  19. What we have learnt? Weaknesses • Difficulty in attracting students • Australian pool of students interested in taxonomy is small and diminishing • Unrealistic goals • Target setting is elusive • IT maintenance after the grant period?

  20. Documenting Australia’s biota • document hyperdiverse taxa • team-approach, national to international • flagship projects, attract corporate dollars, Maslin and Van Leeuwin’s project on mulgas • globally-scoped supraspecific classifications • Northern Hemisphere genera and family-groups applied to Southern Hemisphere taxa • erection of ‘unnecessary’ monotypic taxa • high rates of species-level synonymies • new phase of systematic surveys • integrate separate biodiversity surveys by taxon

  21. >Taxonomic Capacity • Enhance stakeholder understanding of taxonomy/systematics • Service role vs research role • Hypothesis-driven science • Parataxonomy fiasco • Taxonomic research outputs are fundamental to environmental • decision-making? • Inflating our capacity to contribute to issues of the day? • Inflating value of historical collections?

  22. >Taxonomic Capacity • Need a critical mass of within-country taxonomic expertise • Taxonomist/systematist impediment in universities needs addressing • recruit systematists in universities • undergraduate training in theory and practice of systematics • postgraduate scholarships and postdoctoral fellowships • Museums and herbaria are under strain to maintain taxonomic staff • Institutional partnerships need further exploration, e.g. U of Adelaide & SAMA • Development of taxon-based research clusters • centres of excellence, value-adding attached • leverage off the ‘silverback’ systematists • promote early career ‘stars’ • Funding enhancement • Order of magnitude increase in funding • National funding program • ABRS, leadership, clearing house, funding • ARC – funding support for phylogenetics, biogeography, etc

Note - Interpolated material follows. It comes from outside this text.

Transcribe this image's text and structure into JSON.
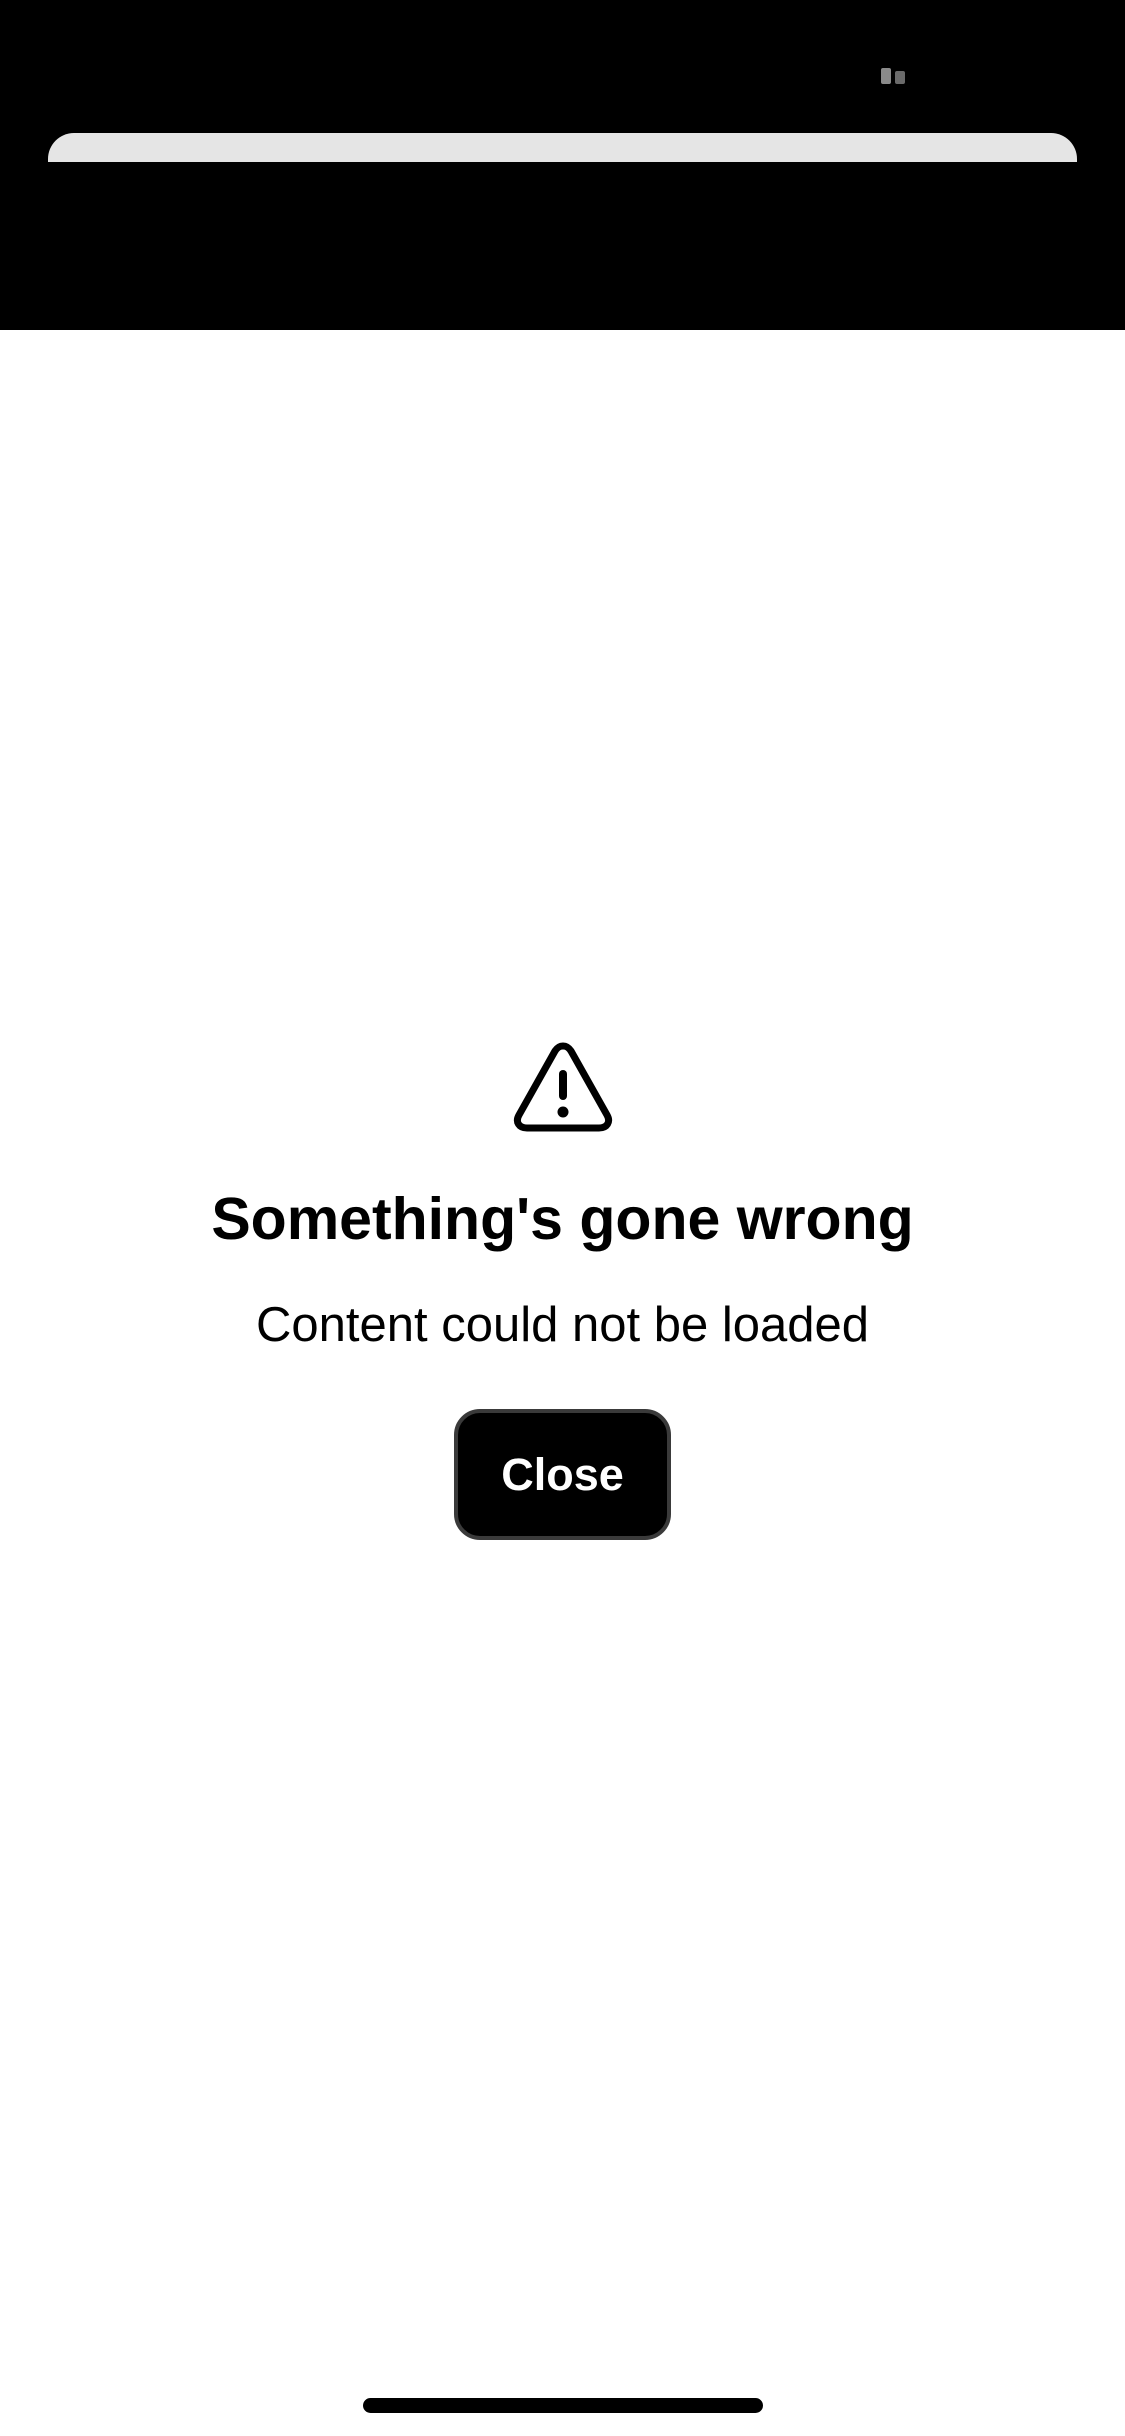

  23. State of Taxonomy in Australia

  24. Acknowledgments • Sheridan Hewson-Smith • Lorenzo Prendini • Michael Schwartz • Steve Thurston • Michael Wall • Christiane Weirauch • Denise Wyniger • Anouk Mututantri • Celia Symonds • Nik Tatarnic • Hannah Finlay • National Science Foundation • ABRS • American Museum of Natural History • Australian Museum • University of NSW http://research.amnh.org/pbi

  25. State of Australian Taxonomy • Australia’s biota is poorly known • Australia’s taxonomic capacity is decreasing

  26. Unique Specimen Identification - USI • Facilitate specimen tracking • Machine readability • - Matrix codes • Human readability

  27. Digital Library:~ 27,000 pages

  28. Areas of High Endemism and Species Richness Orthotylinae and/or Phylinae

  29. Systematic Catalog:On-line Relational Database

  30. Digital Imaging of Specimens

  31. Georeferencing Collections without Lat/Longs GEOLCATE